+++ Data for this exercise
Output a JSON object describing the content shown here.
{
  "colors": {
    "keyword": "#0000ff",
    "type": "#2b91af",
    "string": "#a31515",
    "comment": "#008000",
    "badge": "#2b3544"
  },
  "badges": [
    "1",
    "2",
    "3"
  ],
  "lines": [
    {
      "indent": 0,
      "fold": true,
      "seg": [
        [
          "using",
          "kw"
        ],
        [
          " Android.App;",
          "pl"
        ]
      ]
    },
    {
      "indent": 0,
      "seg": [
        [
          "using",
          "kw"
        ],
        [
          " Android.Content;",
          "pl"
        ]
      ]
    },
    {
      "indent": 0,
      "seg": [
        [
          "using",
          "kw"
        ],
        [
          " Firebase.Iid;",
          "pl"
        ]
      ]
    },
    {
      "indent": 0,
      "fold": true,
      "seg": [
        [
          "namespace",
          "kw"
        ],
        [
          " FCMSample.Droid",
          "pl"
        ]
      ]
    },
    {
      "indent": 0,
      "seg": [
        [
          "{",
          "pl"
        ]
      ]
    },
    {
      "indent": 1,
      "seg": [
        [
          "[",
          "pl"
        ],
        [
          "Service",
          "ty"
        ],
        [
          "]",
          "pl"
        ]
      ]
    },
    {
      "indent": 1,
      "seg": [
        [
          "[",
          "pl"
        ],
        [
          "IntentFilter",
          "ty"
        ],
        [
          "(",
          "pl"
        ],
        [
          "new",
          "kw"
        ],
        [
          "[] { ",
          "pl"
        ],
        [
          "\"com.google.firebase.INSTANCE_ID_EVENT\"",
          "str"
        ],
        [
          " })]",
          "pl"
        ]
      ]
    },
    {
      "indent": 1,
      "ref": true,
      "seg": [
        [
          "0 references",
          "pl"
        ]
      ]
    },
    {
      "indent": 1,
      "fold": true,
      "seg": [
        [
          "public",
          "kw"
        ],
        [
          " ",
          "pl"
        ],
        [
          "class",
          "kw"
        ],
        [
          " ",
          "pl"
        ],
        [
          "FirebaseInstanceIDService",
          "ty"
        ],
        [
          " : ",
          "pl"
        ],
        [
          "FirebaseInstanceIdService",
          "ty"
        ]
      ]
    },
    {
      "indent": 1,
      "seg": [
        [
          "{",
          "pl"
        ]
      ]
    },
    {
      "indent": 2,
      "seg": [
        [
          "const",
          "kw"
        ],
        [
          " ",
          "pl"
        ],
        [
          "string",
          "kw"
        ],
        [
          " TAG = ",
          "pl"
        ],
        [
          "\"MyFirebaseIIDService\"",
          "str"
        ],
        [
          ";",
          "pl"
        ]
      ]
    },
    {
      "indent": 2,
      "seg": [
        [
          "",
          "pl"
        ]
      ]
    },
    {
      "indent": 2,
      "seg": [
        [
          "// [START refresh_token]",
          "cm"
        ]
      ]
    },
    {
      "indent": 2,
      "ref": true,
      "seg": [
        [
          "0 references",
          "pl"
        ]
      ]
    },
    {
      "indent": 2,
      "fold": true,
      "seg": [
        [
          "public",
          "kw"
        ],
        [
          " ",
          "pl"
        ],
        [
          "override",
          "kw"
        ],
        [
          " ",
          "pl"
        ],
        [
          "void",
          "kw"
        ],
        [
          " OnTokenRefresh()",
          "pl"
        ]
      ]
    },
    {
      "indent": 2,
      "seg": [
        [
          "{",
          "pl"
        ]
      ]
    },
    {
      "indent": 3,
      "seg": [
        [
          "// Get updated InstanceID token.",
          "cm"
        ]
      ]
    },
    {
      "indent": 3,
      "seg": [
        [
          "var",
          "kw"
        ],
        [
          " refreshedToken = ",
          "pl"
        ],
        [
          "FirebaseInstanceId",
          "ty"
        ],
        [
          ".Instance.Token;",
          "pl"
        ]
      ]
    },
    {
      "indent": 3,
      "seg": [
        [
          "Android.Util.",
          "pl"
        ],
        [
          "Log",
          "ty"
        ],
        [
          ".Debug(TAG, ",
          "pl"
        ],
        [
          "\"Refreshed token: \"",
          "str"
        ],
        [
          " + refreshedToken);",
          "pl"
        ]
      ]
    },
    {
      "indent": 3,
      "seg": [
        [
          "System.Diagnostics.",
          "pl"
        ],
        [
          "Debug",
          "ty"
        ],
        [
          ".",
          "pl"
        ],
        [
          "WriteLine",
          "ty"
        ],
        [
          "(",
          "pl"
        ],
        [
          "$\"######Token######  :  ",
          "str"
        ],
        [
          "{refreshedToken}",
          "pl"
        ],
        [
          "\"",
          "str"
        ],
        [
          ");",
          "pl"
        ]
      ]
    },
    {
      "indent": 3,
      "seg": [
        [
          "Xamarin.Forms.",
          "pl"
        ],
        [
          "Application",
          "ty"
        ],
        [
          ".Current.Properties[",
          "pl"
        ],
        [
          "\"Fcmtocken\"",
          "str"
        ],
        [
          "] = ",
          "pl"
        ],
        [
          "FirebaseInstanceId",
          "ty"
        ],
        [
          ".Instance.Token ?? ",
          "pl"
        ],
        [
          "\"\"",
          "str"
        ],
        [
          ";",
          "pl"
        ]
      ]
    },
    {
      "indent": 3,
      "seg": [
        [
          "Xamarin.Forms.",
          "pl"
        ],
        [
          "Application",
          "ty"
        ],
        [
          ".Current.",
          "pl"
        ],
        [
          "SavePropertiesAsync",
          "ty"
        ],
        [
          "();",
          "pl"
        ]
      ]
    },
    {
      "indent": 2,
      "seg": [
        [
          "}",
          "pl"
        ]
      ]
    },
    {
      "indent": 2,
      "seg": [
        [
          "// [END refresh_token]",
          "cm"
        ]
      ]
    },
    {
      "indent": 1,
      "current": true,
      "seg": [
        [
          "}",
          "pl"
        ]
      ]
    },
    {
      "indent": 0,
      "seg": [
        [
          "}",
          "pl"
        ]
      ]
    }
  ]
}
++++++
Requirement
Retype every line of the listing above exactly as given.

Answer for this exercise
Output a JSON object describing the content shown here.
{
  "colors": {
    "keyword": "#0000ff",
    "type": "#2b91af",
    "string": "#a31515",
    "comment": "#008000",
    "badge": "#2b3544"
  },
  "badges": [
    "1",
    "2",
    "3"
  ],
  "lines": [
    {
      "indent": 0,
      "fold": true,
      "seg": [
        [
          "using",
          "kw"
        ],
        [
          " Android.App;",
          "pl"
        ]
      ]
    },
    {
      "indent": 0,
      "seg": [
        [
          "using",
          "kw"
        ],
        [
          " Android.Content;",
          "pl"
        ]
      ]
    },
    {
      "indent": 0,
      "seg": [
        [
          "using",
          "kw"
        ],
        [
          " Firebase.Iid;",
          "pl"
        ]
      ]
    },
    {
      "indent": 0,
      "fold": true,
      "seg": [
        [
          "namespace",
          "kw"
        ],
        [
          " FCMSample.Droid",
          "pl"
        ]
      ]
    },
    {
      "indent": 0,
      "seg": [
        [
          "{",
          "pl"
        ]
      ]
    },
    {
      "indent": 1,
      "seg": [
        [
          "[",
          "pl"
        ],
        [
          "Service",
          "ty"
        ],
        [
          "]",
          "pl"
        ]
      ]
    },
    {
      "indent": 1,
      "seg": [
        [
          "[",
          "pl"
        ],
        [
          "IntentFilter",
          "ty"
        ],
        [
          "(",
          "pl"
        ],
        [
          "new",
          "kw"
        ],
        [
          "[] { ",
          "pl"
        ],
        [
          "\"com.google.firebase.INSTANCE_ID_EVENT\"",
          "str"
        ],
        [
          " })]",
          "pl"
        ]
      ]
    },
    {
      "indent": 1,
      "ref": true,
      "seg": [
        [
          "0 references",
          "pl"
        ]
      ]
    },
    {
      "indent": 1,
      "fold": true,
      "seg": [
        [
          "public",
          "kw"
        ],
        [
          " ",
          "pl"
        ],
        [
          "class",
          "kw"
        ],
        [
          " ",
          "pl"
        ],
        [
          "FirebaseInstanceIDService",
          "ty"
        ],
        [
          " : ",
          "pl"
        ],
        [
          "FirebaseInstanceIdService",
          "ty"
        ]
      ]
    },
    {
      "indent": 1,
      "seg": [
        [
          "{",
          "pl"
        ]
      ]
    },
    {
      "indent": 2,
      "seg": [
        [
          "const",
          "kw"
        ],
        [
          " ",
          "pl"
        ],
        [
          "string",
          "kw"
        ],
        [
          " TAG = ",
          "pl"
        ],
        [
          "\"MyFirebaseIIDService\"",
          "str"
        ],
        [
          ";",
          "pl"
        ]
      ]
    },
    {
      "indent": 2,
      "seg": [
        [
          "",
          "pl"
        ]
      ]
    },
    {
      "indent": 2,
      "seg": [
        [
          "// [START refresh_token]",
          "cm"
        ]
      ]
    },
    {
      "indent": 2,
      "ref": true,
      "seg": [
        [
          "0 references",
          "pl"
        ]
      ]
    },
    {
      "indent": 2,
      "fold": true,
      "seg": [
        [
          "public",
          "kw"
        ],
        [
          " ",
          "pl"
        ],
        [
          "override",
          "kw"
        ],
        [
          " ",
          "pl"
        ],
        [
          "void",
          "kw"
        ],
        [
          " OnTokenRefresh()",
          "pl"
        ]
      ]
    },
    {
      "indent": 2,
      "seg": [
        [
          "{",
          "pl"
        ]
      ]
    },
    {
      "indent": 3,
      "seg": [
        [
          "// Get updated InstanceID token.",
          "cm"
        ]
      ]
    },
    {
      "indent": 3,
      "seg": [
        [
          "var",
          "kw"
        ],
        [
          " refreshedToken = ",
          "pl"
        ],
        [
          "FirebaseInstanceId",
          "ty"
        ],
        [
          ".Instance.Token;",
          "pl"
        ]
      ]
    },
    {
      "indent": 3,
      "seg": [
        [
          "Android.Util.",
          "pl"
        ],
        [
          "Log",
          "ty"
        ],
        [
          ".Debug(TAG, ",
          "pl"
        ],
        [
          "\"Refreshed token: \"",
          "str"
        ],
        [
          " + refreshedToken);",
          "pl"
        ]
      ]
    },
    {
      "indent": 3,
      "seg": [
        [
          "System.Diagnostics.",
          "pl"
        ],
        [
          "Debug",
          "ty"
        ],
        [
          ".",
          "pl"
        ],
        [
          "WriteLine",
          "ty"
        ],
        [
          "(",
          "pl"
        ],
        [
          "$\"######Token######  :  ",
          "str"
        ],
        [
          "{refreshedToken}",
          "pl"
        ],
        [
          "\"",
          "str"
        ],
        [
          ");",
          "pl"
        ]
      ]
    },
    {
      "indent": 3,
      "seg": [
        [
          "Xamarin.Forms.",
          "pl"
        ],
        [
          "Application",
          "ty"
        ],
        [
          ".Current.Properties[",
          "pl"
        ],
        [
          "\"Fcmtocken\"",
          "str"
        ],
        [
          "] = ",
          "pl"
        ],
        [
          "FirebaseInstanceId",
          "ty"
        ],
        [
          ".Instance.Token ?? ",
          "pl"
        ],
        [
          "\"\"",
          "str"
        ],
        [
          ";",
          "pl"
        ]
      ]
    },
    {
      "indent": 3,
      "seg": [
        [
          "Xamarin.Forms.",
          "pl"
        ],
        [
          "Application",
          "ty"
        ],
        [
          ".Current.",
          "pl"
        ],
        [
          "SavePropertiesAsync",
          "ty"
        ],
        [
          "();",
          "pl"
        ]
      ]
    },
    {
      "indent": 2,
      "seg": [
        [
          "}",
          "pl"
        ]
      ]
    },
    {
      "indent": 2,
      "seg": [
        [
          "// [END refresh_token]",
          "cm"
        ]
      ]
    },
    {
      "indent": 1,
      "current": true,
      "seg": [
        [
          "}",
          "pl"
        ]
      ]
    },
    {
      "indent": 0,
      "seg": [
        [
          "}",
          "pl"
        ]
      ]
    }
  ]
}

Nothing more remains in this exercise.